- Don’t underestimate the value of bribery, even with adults. Ask a few challenging questions and hand out prizes for intelligent or entertaining answers. These could include chocolate bars, posters, maps, bumper stickers or buttons in foreign languages, English-language books about a foreign country, and even ATAware (this is your opportunity to get rid of that extra tote or coffee cup!).
Make it count.
Leaving something tangible behind will magnify the effect of your visit and ultimately produce a better return on the time and energy you’ve invested in your presentation. Give the students sample translations (non-confidential ones!), a handout summarizing your presentation, a resource handout with web addresses and other pointers to more information, a flier about your job, or a brochure on your employer. Give the professor a resource handout with pointers to further information on careers in translation and interpreting.
For More Information
Bureau of Labor Statistics
Statistics on the size and growth of the translating and interpreting professions.
For extra credit
Spend some time with the teacher before or after your presentation.
This could be anything from a five-minute chat about the resources handout for this level to a cup of coffee or a lunch date. One seasoned presenter reports that teachers are very eager to learn more from her and that she finds the contact with them extremely rewarding.
Cultivate a relationship with your local college or university.
Make them aware of your profession and offer to speak on foreign language-related subjects and at the school’s career-oriented events. And don’t forget materials: the foreign languages department might be thrilled to get your old issues of Le Point or Der Spiegel.
Organize a panel presentation on language careers..
Panelists could include a court or medical interpreter, an in-house translator, a freelance translator, translation company owner and/or project manager, and/or bilinguals who use their language skills in practicing another profession.
Volunteer for “job shadowing.”
This involves inviting a student into your workplace for all or part of a workday to give the student a hands-on, “day in the life” experience of your profession.
Offer to serve as a resource or mentor for students who are interested in pursuing language careers.
This could range from a periodic 15-minute phone call to an in-depth relationship with one special student.
Each of the links below will take you to a sample presentation that can be adapted for your needs. If you use or adapt any of these materials, please be sure to acknowledge the author’s contribution appropriately. All materials are in English unless otherwise noted.
Presentation providing an outline presentation for high school students.
Please acknowledge: Sarah L. Garriott and the Academy of Languages Translation & Interpretation Services
Slides providing a detailed look at the translation profession, including the advantages of working in-house vs. freelance and how to work with agencies.

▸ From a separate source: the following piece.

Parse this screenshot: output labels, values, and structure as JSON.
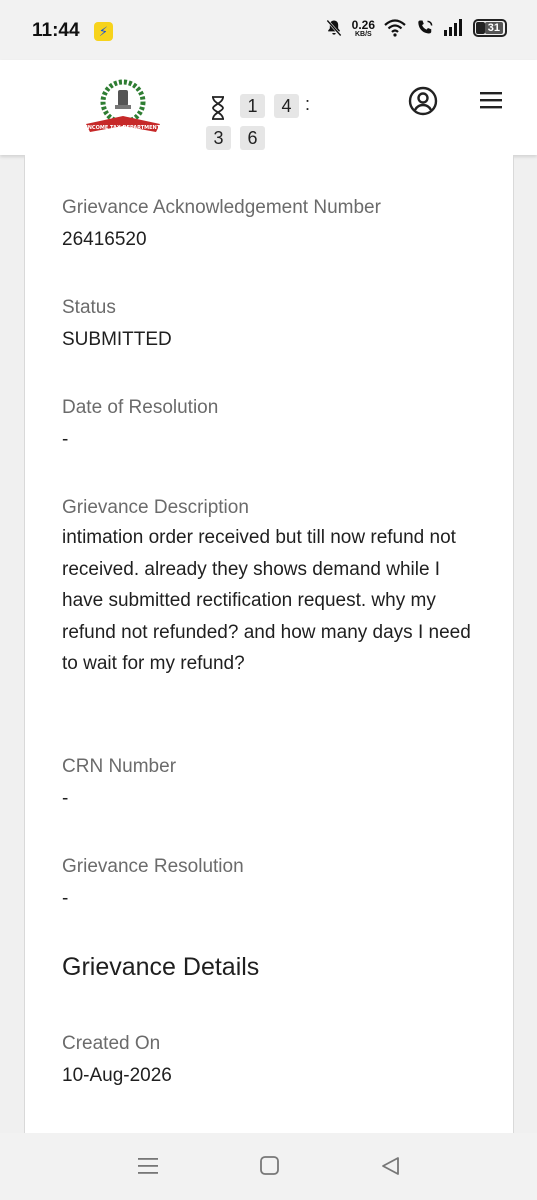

Please acknowledge: Kim Vitray
Good information for students considering translation or interpreting as potential career. Includes how to find work as freelancer; a typical day.
Please ackowledge: Tess Whitty
A basic 911 information sheet in Spanish and English that can be used as a short interpreting exercise. Presentation tips included.
Please acknowledge: John Shaklee
Tips for Students
Ways students can prepare for learning a foreign language.
Please acknowledge: Dana Scruggs
Tips for Presenters
2006 School Outreach Contest Winner offers ways to engage students and tips for finding student groups for your presentation.
Please acknowledge: Rosario Welle
Ten Qualities of a Good Translator.
Please acknowledge: Marise Lashley and Paul Hopper
Short essay on the translation profession in Spanish, originally used in Introduction to Translation classes.
Please acknowledge: Claudia Giannini-Coll